Today we drove on to Rumtek after an early stop at the Cottage Industries place which was closed yesterday as it was Sunday. There were lots of little stalls in a marquet selling all handmade wares from jewelery to pickles, material woven items to wooden instruments.
I persuaded Sam to have a go of one of the wooden 'violin-like' Selangis hanging on the wall of one stall. It didn't sound too good but with practice I think it will sound a lot better and it was only 1200Rs. The museum of handicrafts upstairs was intriguing, there was a 300 year old wooden pillar from a monastery, an assortment of Tibetan clothing and artifacts, paintings and carpets. We had a look in the two open classrooms, the first contained 5 or 6 girls, each with a giant loom. They used their legs to keep tension on their work, but when one girl was being helped by the teacher she leg her legs relax and swiftly recieved an almighty slap on the thigh from the teacher. I couldn't help but imagine how boring it must be to weave metres and metres of the same pattern! The second room contained boys diong many different handicrafts, painting, drawing the 8 auspicions, painting little coffee tables, carving and mask making. It is nice to see these people learning trades so that they can produce handicrafts to sell. After seeing the people making the items we went back downstairs and bought some more of their wares.

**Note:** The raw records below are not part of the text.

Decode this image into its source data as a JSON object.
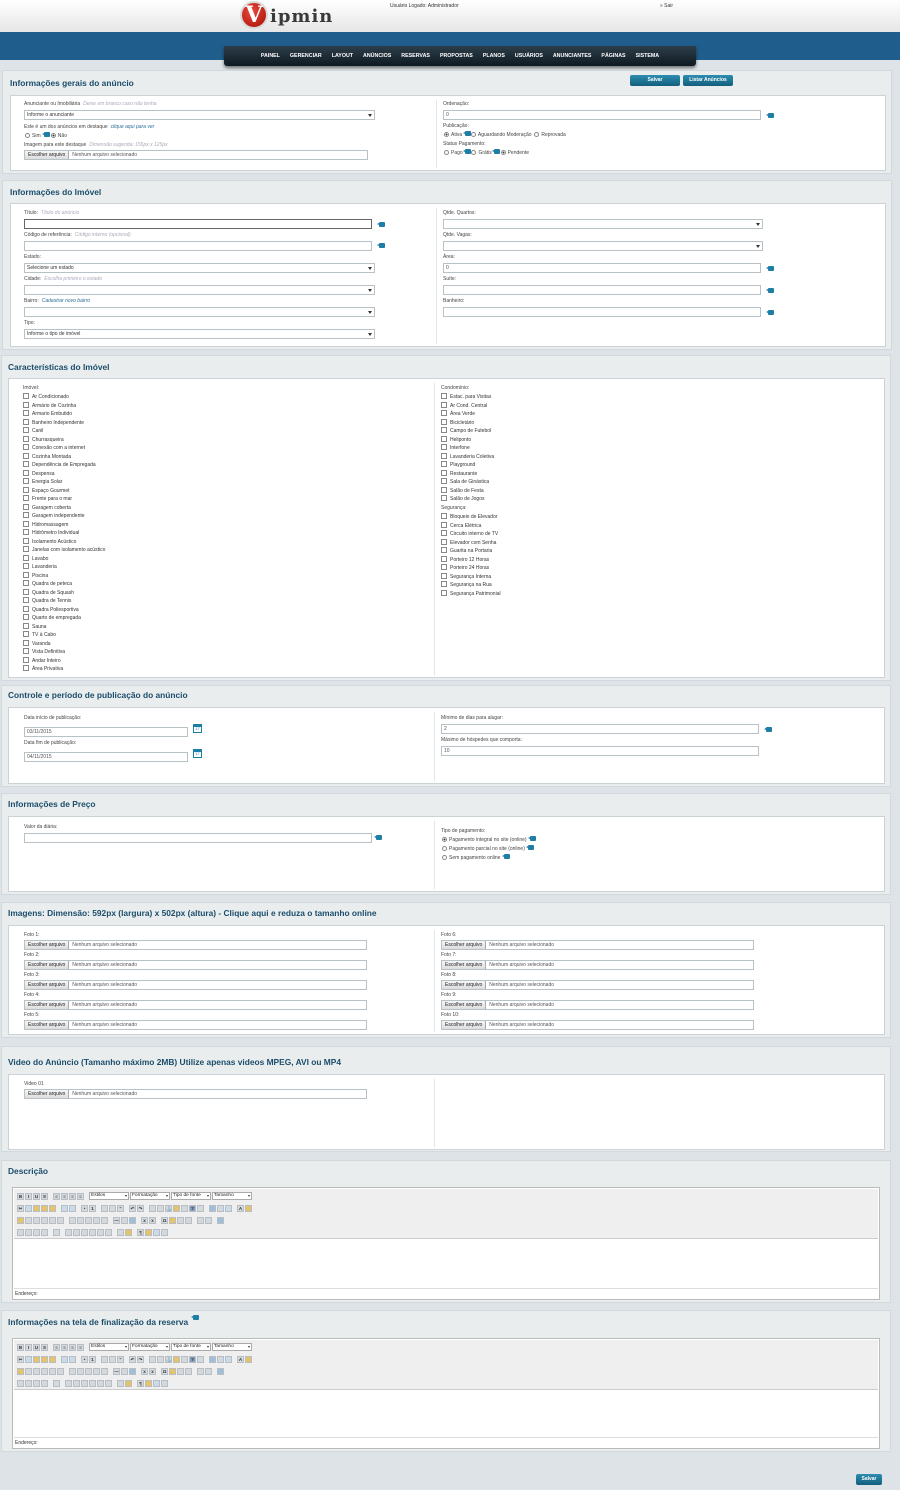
{
  "header": {
    "logo_letter": "V",
    "logo_rest": "ipmin",
    "user_logged": "Usuário Logado: Administrador",
    "logout": "» Sair"
  },
  "nav": [
    "PAINEL",
    "GERENCIAR",
    "LAYOUT",
    "ANÚNCIOS",
    "RESERVAS",
    "PROPOSTAS",
    "PLANOS",
    "USUÁRIOS",
    "ANUNCIANTES",
    "PÁGINAS",
    "SISTEMA"
  ],
  "general": {
    "title": "Informações gerais do anúncio",
    "save": "Salvar",
    "list": "Listar Anúncios",
    "advertiser_label": "Anunciante ou Imobiliária",
    "advertiser_hint": "Deixe em branco caso não tenha",
    "advertiser_value": "Informe o anunciante",
    "featured_label": "Este é um dos anúncios em destaque",
    "featured_link": "clique aqui para ver",
    "yes": "Sim",
    "no": "Não",
    "image_label": "Imagem para este destaque",
    "image_hint": "Dimensão sugerida: 155px x 125px",
    "order_label": "Ordenação:",
    "order_value": "0",
    "pub_label": "Publicação:",
    "pub_active": "Ativa",
    "pub_waiting": "Aguardando Moderação",
    "pub_rejected": "Reprovada",
    "pay_label": "Status Pagamento:",
    "pay_paid": "Pago",
    "pay_free": "Grátis",
    "pay_pending": "Pendente"
  },
  "file": {
    "button": "Escolher arquivo",
    "none": "Nenhum arquivo selecionado"
  },
  "property": {
    "title": "Informações do Imóvel",
    "titulo_label": "Título:",
    "titulo_hint": "Título do anúncio",
    "ref_label": "Código de referência:",
    "ref_hint": "Código interno (opcional)",
    "estado_label": "Estado:",
    "estado_value": "Selecione um estado",
    "cidade_label": "Cidade:",
    "cidade_hint": "Escolha primeiro o estado",
    "bairro_label": "Bairro:",
    "bairro_link": "Cadastrar novo bairro",
    "tipo_label": "Tipo:",
    "tipo_value": "Informe o tipo de imóvel",
    "quartos_label": "Qtde. Quartos:",
    "vagas_label": "Qtde. Vagas:",
    "area_label": "Área:",
    "area_value": "0",
    "suite_label": "Suíte:",
    "banheiro_label": "Banheiro:"
  },
  "features": {
    "title": "Características do Imóvel",
    "imovel_label": "Imóvel:",
    "imovel": [
      "Ar Condicionado",
      "Armário de Cozinha",
      "Armario Embutido",
      "Banheiro Independente",
      "Canil",
      "Churrasqueira",
      "Conexão com a internet",
      "Cozinha Montada",
      "Dependência de Empregada",
      "Despensa",
      "Energia Solar",
      "Espaço Gourmet",
      "Frente para o mar",
      "Garagem coberta",
      "Garagem independente",
      "Hidromassagem",
      "Hidrômetro Individual",
      "Isolamento Acústico",
      "Janelas com isolamento acústico",
      "Lavabo",
      "Lavanderia",
      "Piscina",
      "Quadra de peteca",
      "Quadra de Squash",
      "Quadra de Tennis",
      "Quadra Poliesportiva",
      "Quarto de empregada",
      "Sauna",
      "TV à Cabo",
      "Varanda",
      "Vista Definitiva",
      "Andar Inteiro",
      "Área Privativa"
    ],
    "condominio_label": "Condomínio:",
    "condominio": [
      "Estac. para Visitas",
      "Ar Cond. Central",
      "Área Verde",
      "Bicicletário",
      "Campo de Futebol",
      "Heliponto",
      "Interfone",
      "Lavanderia Coletiva",
      "Playground",
      "Restaurante",
      "Sala de Ginástica",
      "Salão de Festa",
      "Salão de Jogos"
    ],
    "seguranca_label": "Segurança:",
    "seguranca": [
      "Bloqueio de Elevador",
      "Cerca Elétrica",
      "Circuito interno de TV",
      "Elevador com Senha",
      "Guarita na Portaria",
      "Porteiro 12 Horas",
      "Porteiro 24 Horas",
      "Segurança Interna",
      "Segurança na Rua",
      "Segurança Patrimonial"
    ]
  },
  "control": {
    "title": "Controle e período de publicação do anúncio",
    "start_label": "Data início de publicação:",
    "start_value": "03/11/2015",
    "end_label": "Data fim de publicação:",
    "end_value": "04/11/2015",
    "cal_num": "17",
    "min_label": "Mínimo de dias para alugar:",
    "min_value": "2",
    "max_label": "Máximo de hóspedes que comporta:",
    "max_value": "10"
  },
  "price": {
    "title": "Informações de Preço",
    "daily_label": "Valor da diária:",
    "paytype_label": "Tipo de pagamento:",
    "opt1": "Pagamento integral no site (online)",
    "opt2": "Pagamento parcial no site (online)",
    "opt3": "Sem pagamento online"
  },
  "images": {
    "title": "Imagens: Dimensão: 592px (largura) x 502px (altura) - Clique aqui e reduza o tamanho online",
    "left": [
      "Foto 1:",
      "Foto 2:",
      "Foto 3:",
      "Foto 4:",
      "Foto 5:"
    ],
    "right": [
      "Foto 6:",
      "Foto 7:",
      "Foto 8:",
      "Foto 9:",
      "Foto 10:"
    ]
  },
  "video": {
    "title": "Video do Anúncio (Tamanho máximo 2MB) Utilize apenas videos MPEG, AVI ou MP4",
    "label": "Video 01"
  },
  "editor": {
    "styles": "Estilos",
    "format": "Formatação",
    "font": "Tipo de fonte",
    "size": "Tamanho",
    "path": "Endereço:",
    "omega": "Ω"
  },
  "description": {
    "title": "Descrição"
  },
  "final": {
    "title": "Informações na tela de finalização da reserva"
  },
  "footer": {
    "save": "Salvar"
  },
  "colors": {
    "brand_blue": "#1f5d8c",
    "accent_teal": "#1e7ea6",
    "logo_red": "#c41a0d"
  }
}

It was 24kn to the Rumtek monastery but due to the pot-holed and windy roads it took just over an hour. The monastery holds the seat of the Kagyud order of monks-the black hats, one of the four major Tibetan Buddhist sects. Once inside we had a quick walk around and a monk started to ring a gong so we sat down to see what happened. A flock of hundreds of monks fled into the building at the centre of the complex. We presumed that we wouldn't be allowed inside but wandered over just in case and were ushered inside by a monk. We stood in a corner and absorbed as the chanting, drum beating and occasional musical interlude played out around us. It was surreal and beautifully calming. I could have happily sat in there all day. The monks read from loose-leafed books with each sentence being the same number of syllables and chanted in a monotone manner. Every now and then the older monks would shake bells in time with the chanting and the three drum players with larger drums would hit them so hard that my insides vibrated! It was magical. The ceremony looked set to go on all afternoon and there was nowhere for us to sit so we had a look around the room, behind the Buddha and at some of the black hats, wrapped in black silk.
We found Gee outside polishing the car engine- no joke it looked brand new and the car is a fair few years old! We had chai and bananas and drove the 15 minutes to our hotel. In the afternoon we went for a walk in the surrounding area, through the steppe fields, stopping to investigate the odd bright green crop of newly sprouted barley or rice and tiny weird looking white insects. After a loop of the steppes we headed uphill on the opposite side of the road and came across a newly built monastery, as large as the one at Rumtek but still only made from concrete with no painting. The Buddha was already inside and covered with a plastic sheet to keep it clean. It was an experience. We had a wander along the road to the next little village when a little boy and girl asked Sam to take a photo of them so he obliged then we went back for dinner and sleep.